=== TASK OBJECTIVE ===
Retype the entries below word for word, leaving out every picture.

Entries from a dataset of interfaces
= Beginning of Section =
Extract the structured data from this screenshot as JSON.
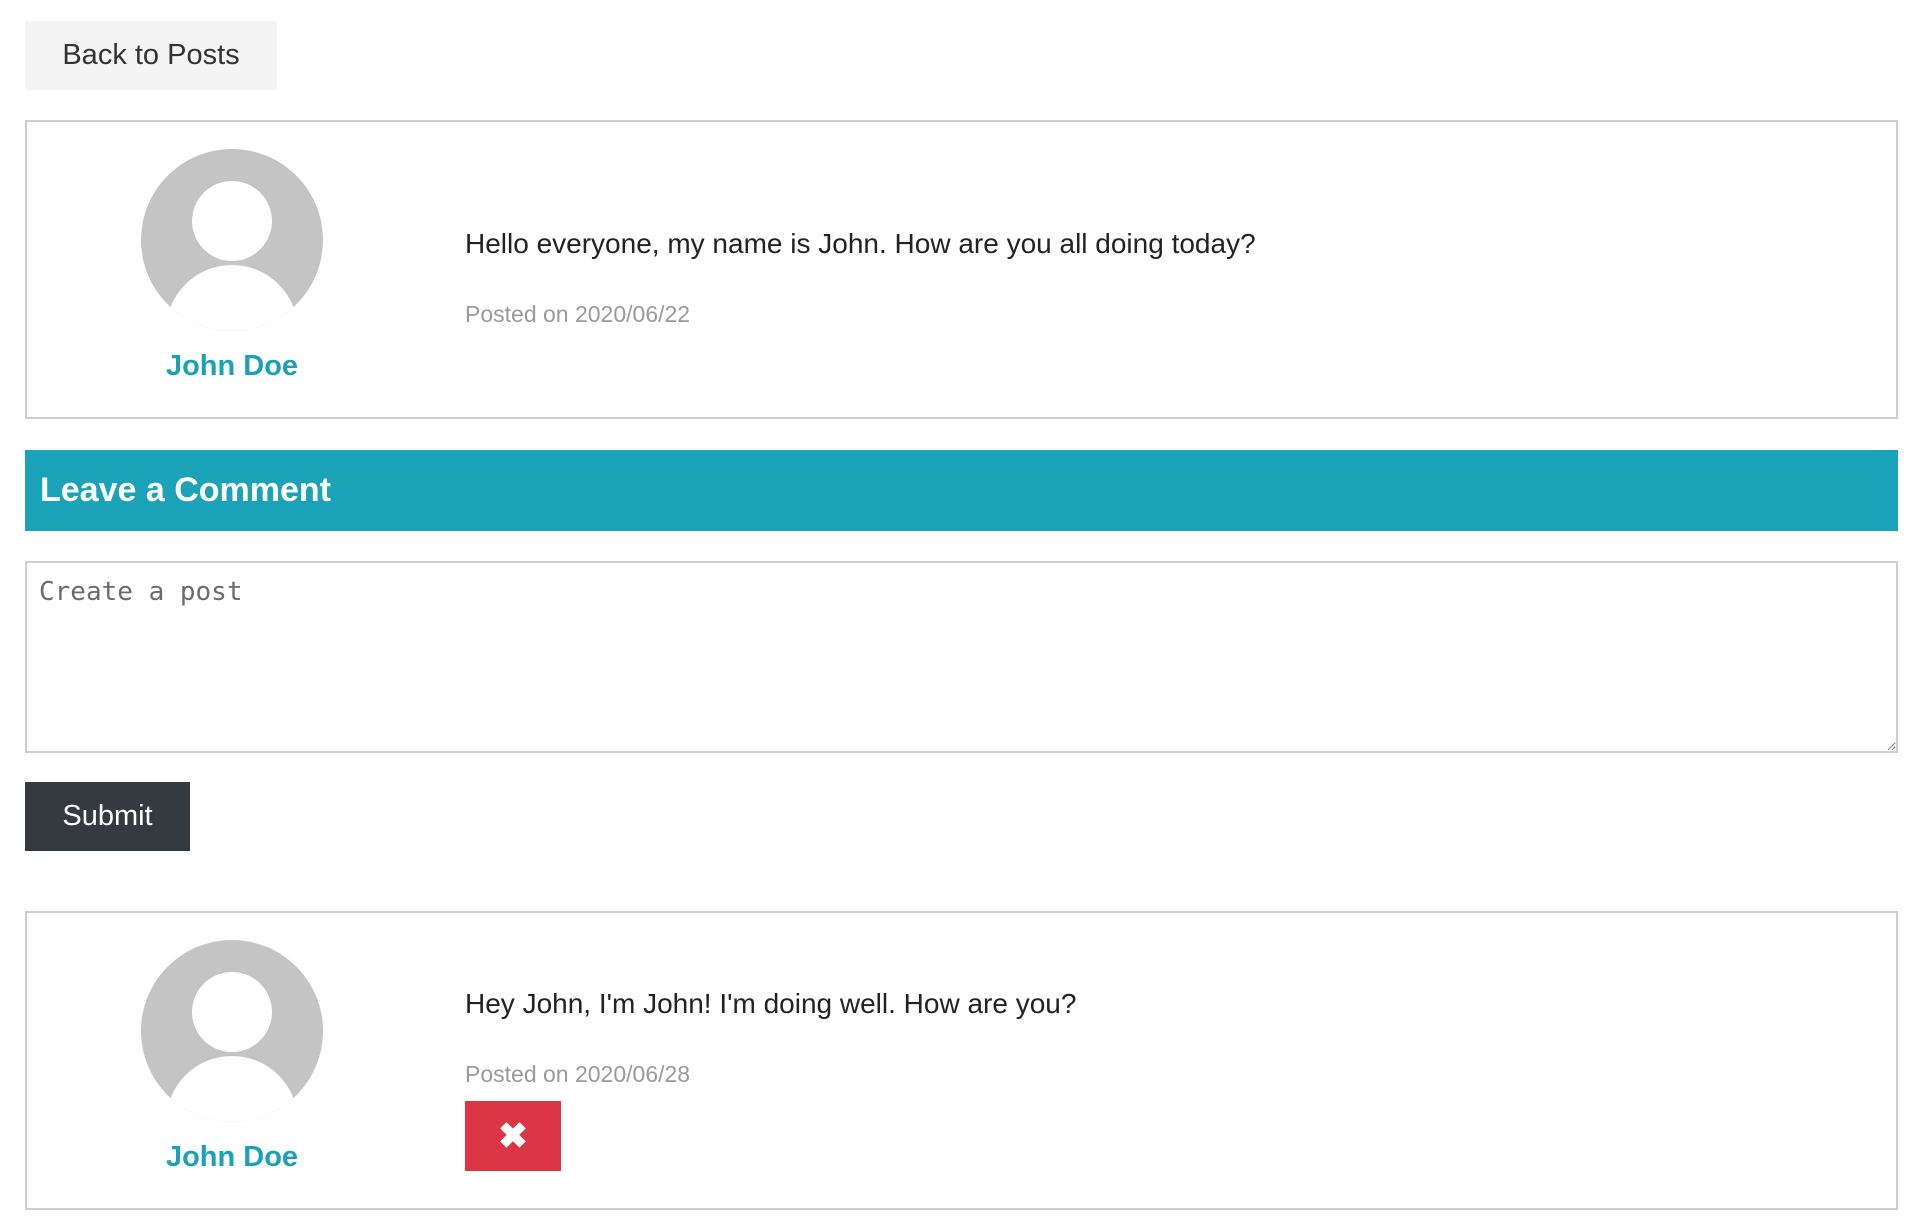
{
  "nav": {
    "back_label": "Back to Posts"
  },
  "post": {
    "author": "John Doe",
    "message": "Hello everyone, my name is John. How are you all doing today?",
    "posted": "Posted on 2020/06/22"
  },
  "comment_form": {
    "header": "Leave a Comment",
    "placeholder": "Create a post",
    "value": "",
    "submit_label": "Submit"
  },
  "comments": [
    {
      "author": "John Doe",
      "message": "Hey John, I'm John! I'm doing well. How are you?",
      "posted": "Posted on 2020/06/28",
      "delete_icon": "✖"
    }
  ],
  "colors": {
    "accent": "#1aa2b8",
    "author_link": "#1ba0b7",
    "danger": "#dc3545",
    "dark_button": "#343a40",
    "avatar_gray": "#c4c4c4"
  }
}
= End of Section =
=== SOLVED PROBLEM ===
Extract the structured data from this screenshot as JSON.
{
  "nav": {
    "back_label": "Back to Posts"
  },
  "post": {
    "author": "John Doe",
    "message": "Hello everyone, my name is John. How are you all doing today?",
    "posted": "Posted on 2020/06/22"
  },
  "comment_form": {
    "header": "Leave a Comment",
    "placeholder": "Create a post",
    "value": "",
    "submit_label": "Submit"
  },
  "comments": [
    {
      "author": "John Doe",
      "message": "Hey John, I'm John! I'm doing well. How are you?",
      "posted": "Posted on 2020/06/28",
      "delete_icon": "✖"
    }
  ],
  "colors": {
    "accent": "#1aa2b8",
    "author_link": "#1ba0b7",
    "danger": "#dc3545",
    "dark_button": "#343a40",
    "avatar_gray": "#c4c4c4"
  }
}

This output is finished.